Ritzy guests, free-flowing Ruinart, and crowded floorplan notwithstanding, attending the fall edition of TEFAF is not too different from ambling around the first two floors of the Metropolitan Museum: a lot of Greco-Roman statues and busts, quaint objets d’art, knick-knacks and antique furniture, and, of course, a solid lineup of giants of the canon.
Unlike its spring counterpart focused on contemporary art, the fall edition of TEFAF mostly presents decorative arts and artworks “from antiquity to 1920,” and while this means next to no occasions to showcase any boundary-pushing or controversial art of the current era — as most artworks were apolitical and divorced from any current/universal issues — this resulted into a visually satisfying experience, as soothing as a BBC documentary.
If big names are what interests you, you should know that at Landau Fine Art, René Magritte stole the scene with paintings such as “La Corde Sensible” (1960), in which a cloud tops a champagne glass amid a placid landscape; Bottegantica offered a sample of Italian futurism with works by Giacomo Balla; while Galeria Mayoral displayed two works by Joan Miró, “Figure and Bird” (1977) and “Painting Project for A Tapestry” (1973-4). Interestingly, the two paintings were presented in close proximity to a 3rd millennium BC sculpture of a bronze wagon with bulls — presented by Cahn International AG — highlighting their aesthetic similarities.

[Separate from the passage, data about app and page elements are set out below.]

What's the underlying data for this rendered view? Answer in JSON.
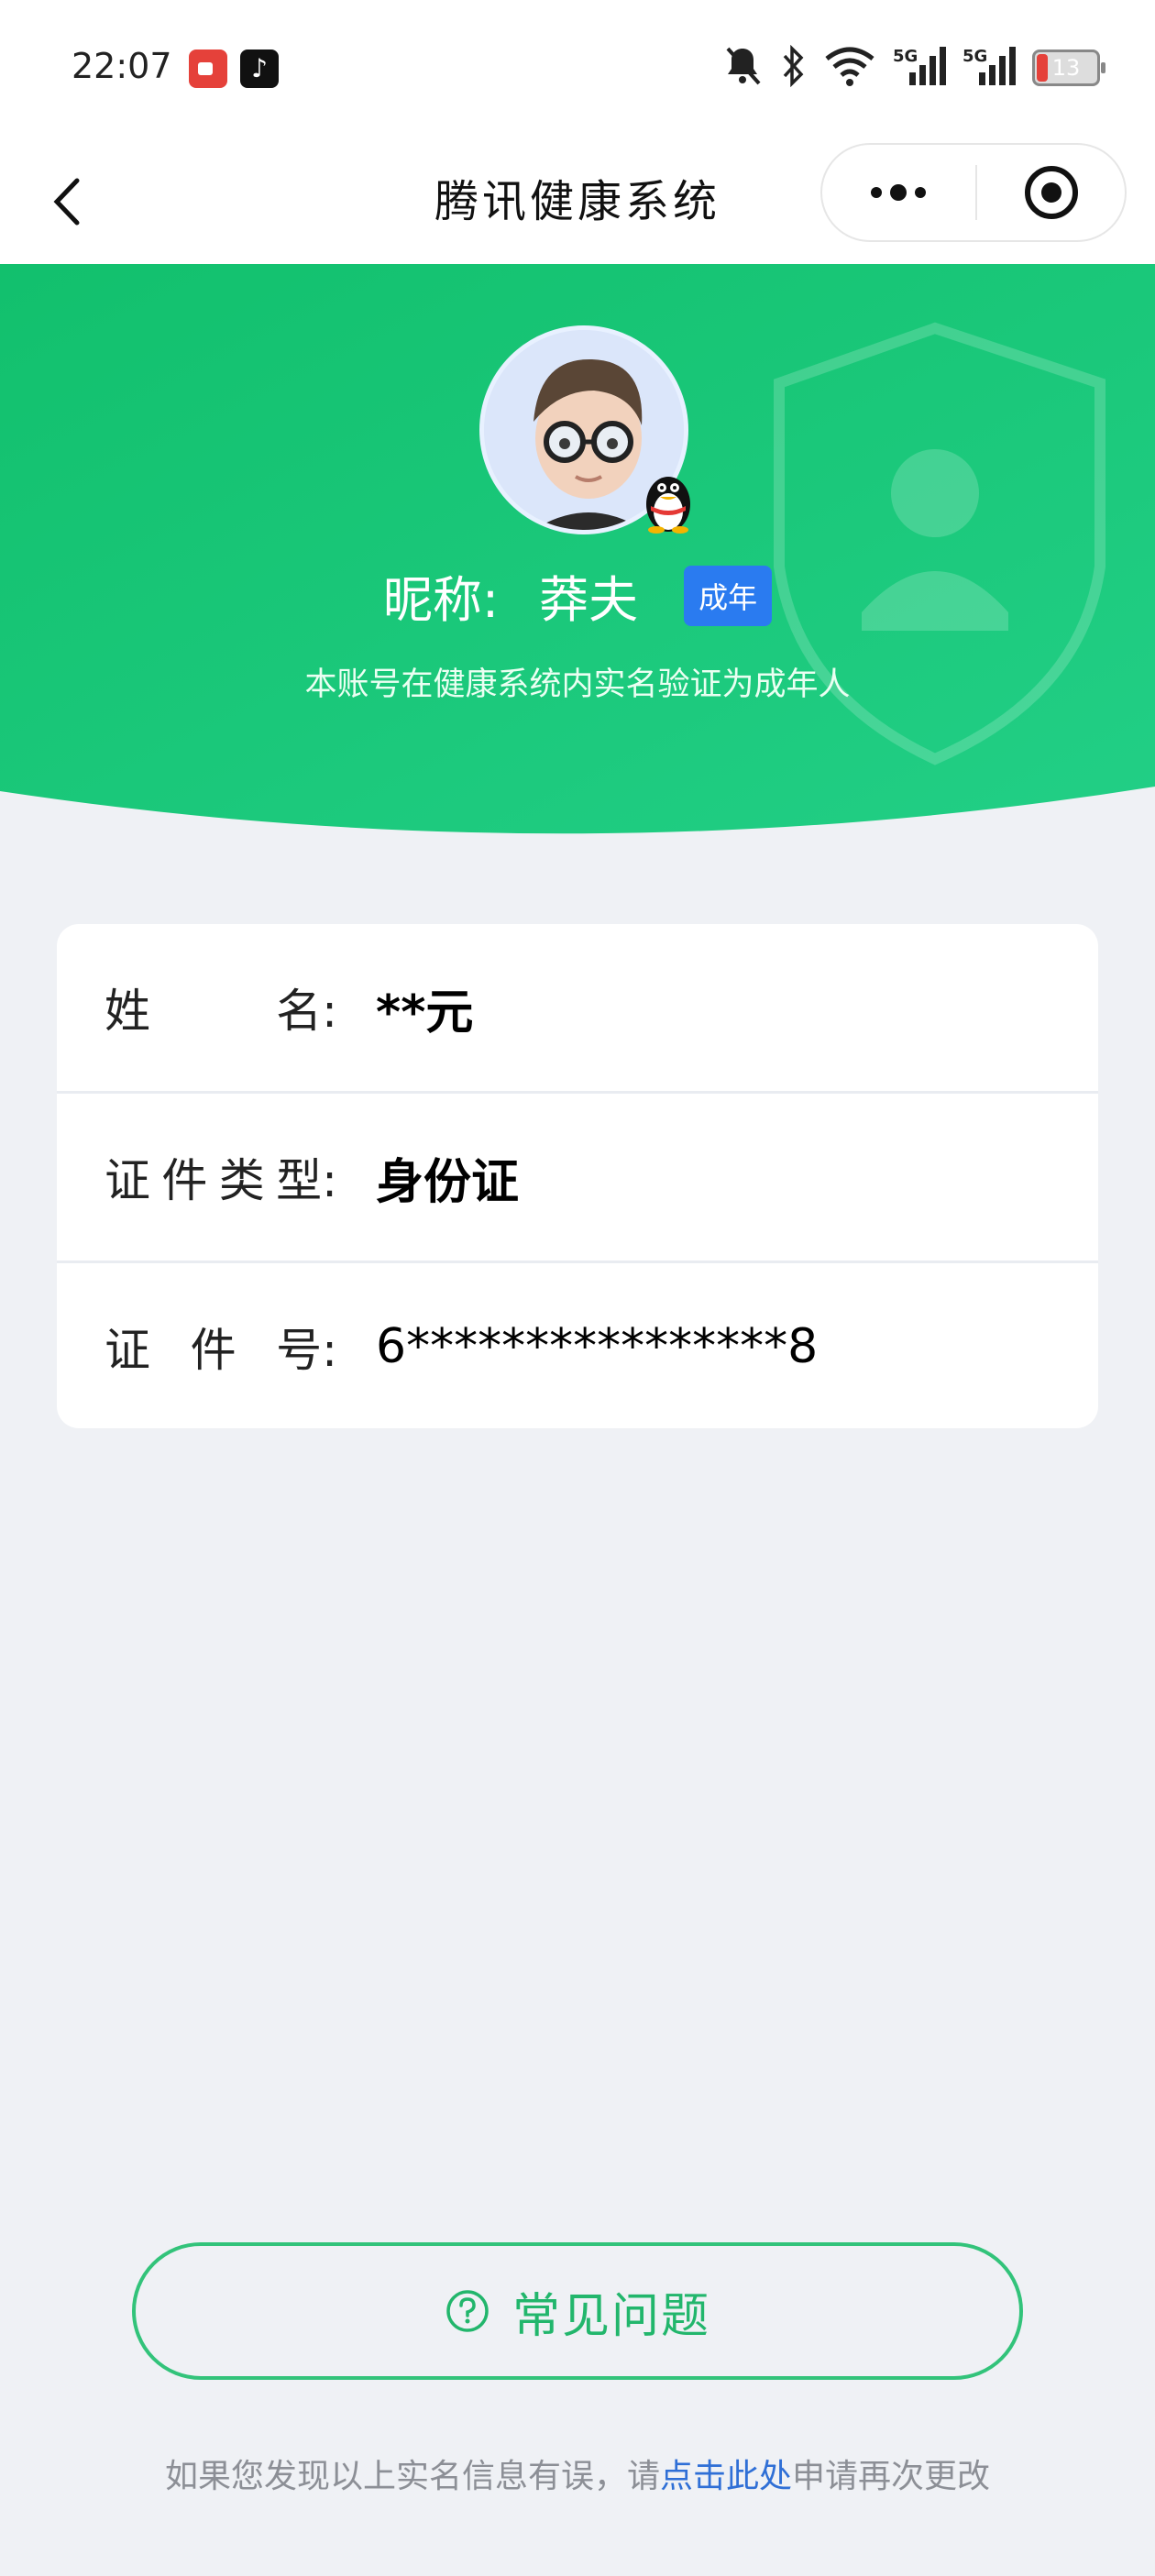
{
  "status_bar": {
    "time": "22:07",
    "tiktok_glyph": "♪",
    "battery": "13",
    "signal_label_1": "5G",
    "signal_label_2": "5G",
    "icons": [
      "record-app-icon",
      "tiktok-app-icon",
      "mute-icon",
      "bluetooth-icon",
      "wifi-icon",
      "signal-5g-icon",
      "signal-5g-icon",
      "battery-icon"
    ]
  },
  "nav": {
    "title": "腾讯健康系统",
    "back_icon": "chevron-left-icon",
    "more_icon": "more-dots-icon",
    "close_icon": "target-close-icon"
  },
  "profile": {
    "nickname_label": "昵称:",
    "nickname": "莽夫",
    "age_tag": "成年",
    "verify_text": "本账号在健康系统内实名验证为成年人"
  },
  "info_rows": [
    {
      "label_chars": [
        "姓",
        "名:"
      ],
      "value": "**元"
    },
    {
      "label_chars": [
        "证",
        "件",
        "类",
        "型:"
      ],
      "value": "身份证"
    },
    {
      "label_chars": [
        "证",
        "件",
        "号:"
      ],
      "value": "6****************8"
    }
  ],
  "faq": {
    "label": "常见问题",
    "icon": "question-circle-icon"
  },
  "footer": {
    "prefix": "如果您发现以上实名信息有误，请",
    "link": "点击此处",
    "suffix": "申请再次更改"
  },
  "colors": {
    "header_green": "#16c474",
    "tag_blue": "#2a7bf0",
    "faq_green": "#22b66c",
    "link_blue": "#2f6fd6",
    "page_bg": "#eff1f5"
  }
}
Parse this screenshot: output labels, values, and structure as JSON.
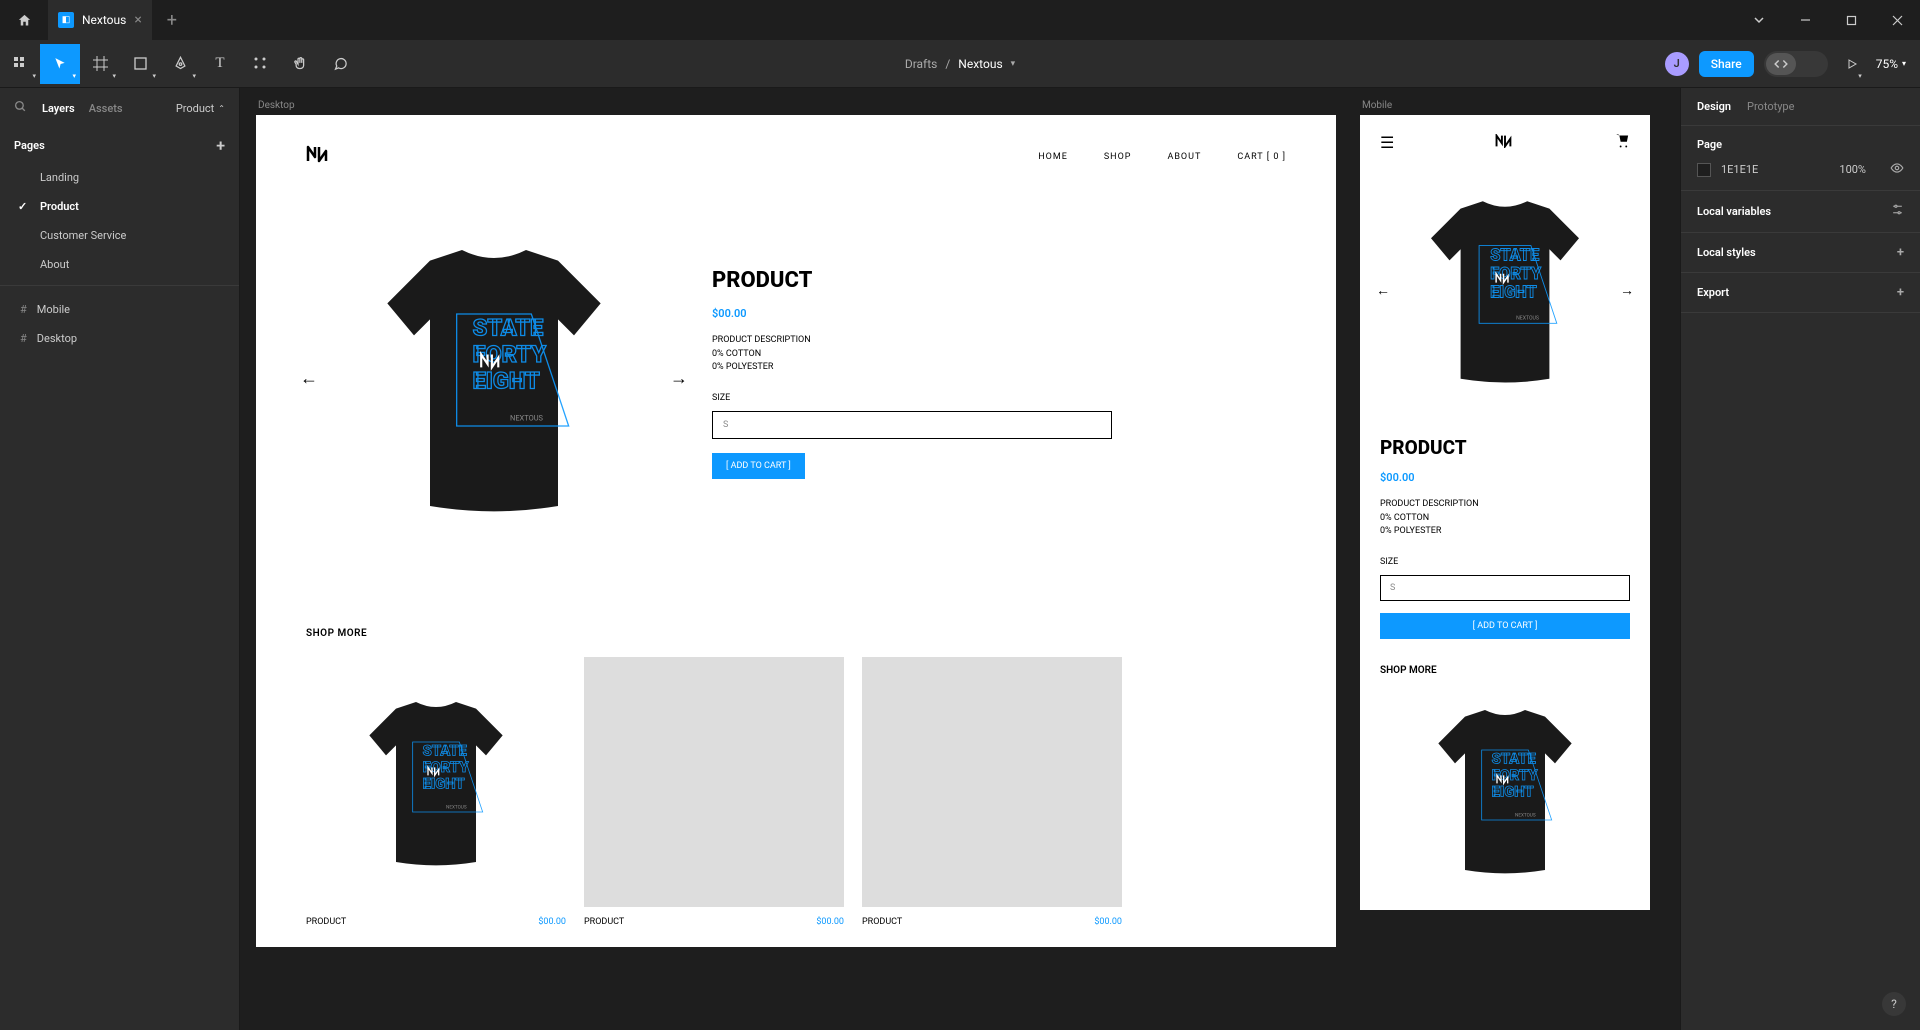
{
  "titlebar": {
    "tab_name": "Nextous"
  },
  "toolbar": {
    "breadcrumb_root": "Drafts",
    "breadcrumb_sep": "/",
    "breadcrumb_title": "Nextous",
    "avatar_initial": "J",
    "share_label": "Share",
    "zoom": "75%"
  },
  "left_panel": {
    "tab_layers": "Layers",
    "tab_assets": "Assets",
    "dropdown": "Product",
    "pages_label": "Pages",
    "pages": [
      {
        "name": "Landing",
        "active": false
      },
      {
        "name": "Product",
        "active": true
      },
      {
        "name": "Customer Service",
        "active": false
      },
      {
        "name": "About",
        "active": false
      }
    ],
    "frames": [
      {
        "name": "Mobile"
      },
      {
        "name": "Desktop"
      }
    ]
  },
  "canvas": {
    "frame_desktop_label": "Desktop",
    "frame_mobile_label": "Mobile",
    "nav": {
      "home": "HOME",
      "shop": "SHOP",
      "about": "ABOUT",
      "cart": "CART [ 0 ]"
    },
    "product": {
      "title": "PRODUCT",
      "price": "$00.00",
      "desc_line1": "PRODUCT DESCRIPTION",
      "desc_line2": "0% COTTON",
      "desc_line3": "0% POLYESTER",
      "size_label": "SIZE",
      "size_value": "S",
      "add_to_cart": "[ ADD TO CART ]"
    },
    "shop_more_label": "SHOP MORE",
    "related": [
      {
        "name": "PRODUCT",
        "price": "$00.00"
      },
      {
        "name": "PRODUCT",
        "price": "$00.00"
      },
      {
        "name": "PRODUCT",
        "price": "$00.00"
      }
    ]
  },
  "right_panel": {
    "tab_design": "Design",
    "tab_prototype": "Prototype",
    "page_label": "Page",
    "page_color": "1E1E1E",
    "page_opacity": "100%",
    "local_variables": "Local variables",
    "local_styles": "Local styles",
    "export": "Export"
  }
}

Of course, the fall edition of TEFAF also lets decorative objects, both big and small, take centerstage: Lillian Nassau featured an ample selection of Tiffany lampshades, while Kugel presented a tete-a-tete lunch service from 1810, a gift among Swedish royals. Mullany showcased sprawling tapestries from the early 16th century depicting fabled countrysides and hunting scenes.
Across galleries, one could find portraits of what, for lack of a better term, one could call “sensuous maidens,” works completed between the late 1800s and early 1900s. Jack Kilgore showcased “Death and The Maiden” (circa 1900) by Camillo Verno, where an auburn-haired woman wearing white and gold looks at the viewer with a mixture of disdain and aloofness while a skeleton creeps behind her. MacConnall-Mason, for example, showcased “Pyrallis” (1918) by John William Godward, a portrait of a woman with a downcast gaze, wearing a semi-translucent, warm pink veil that matches her lips. Similarly, Bernard Goldberg Fine Arts LLC displayed “Le Voil Vert” (The Green Veil) (1924-25) by Tamara de Lempicka: the subject is a young woman wearing lacquer-red lipstick, offset by an emerald-green veil; her gaze pointed upward, as if in ecstasy.
It’s no mystery that fin-de-siècle female sensuality is a crowd pleaser, and Geneva-based Artvera’s displayed a whole series of dancing women, titled “A Moveable Feast,” featuring work by artists including Edgar Degas, André Derain, and Hugo Schreiber.
The overall aesthetic of the art fair is, for lack of a better term, “safe,” even though there are stray elements of surprise: A.Aardewerk, which normally deals antique jewels, for example, displayed a saddle-and-harness hybrid that recalls a luxury BDSM accoutrement, while outside the main galleries, Brooklyn-based art collective “Breakfast” had three motion-sensitive artworks whose appearance changed based on the movements of the people caught within the radius of their cameras. Their “Climate Change Series,” interactive flippable-disks pieces that reflect on the levels of CO2 around Mauna Loa and water in Venice.
And while these more contemporary accents were a pleasant divertissement, there is something blissful about the grandiose predictability of Renaissance tapestries, Old Masters’ paintings, 20th-century modernists, and a fine glass of Ruinart champagne. For once, it was nice to be in a place where nothing, really, was “instagrammable.”
TEFAF New York Fall continues through November 5, 2019 at Park Avenue Armory (643 Park Ave, Upper East Side).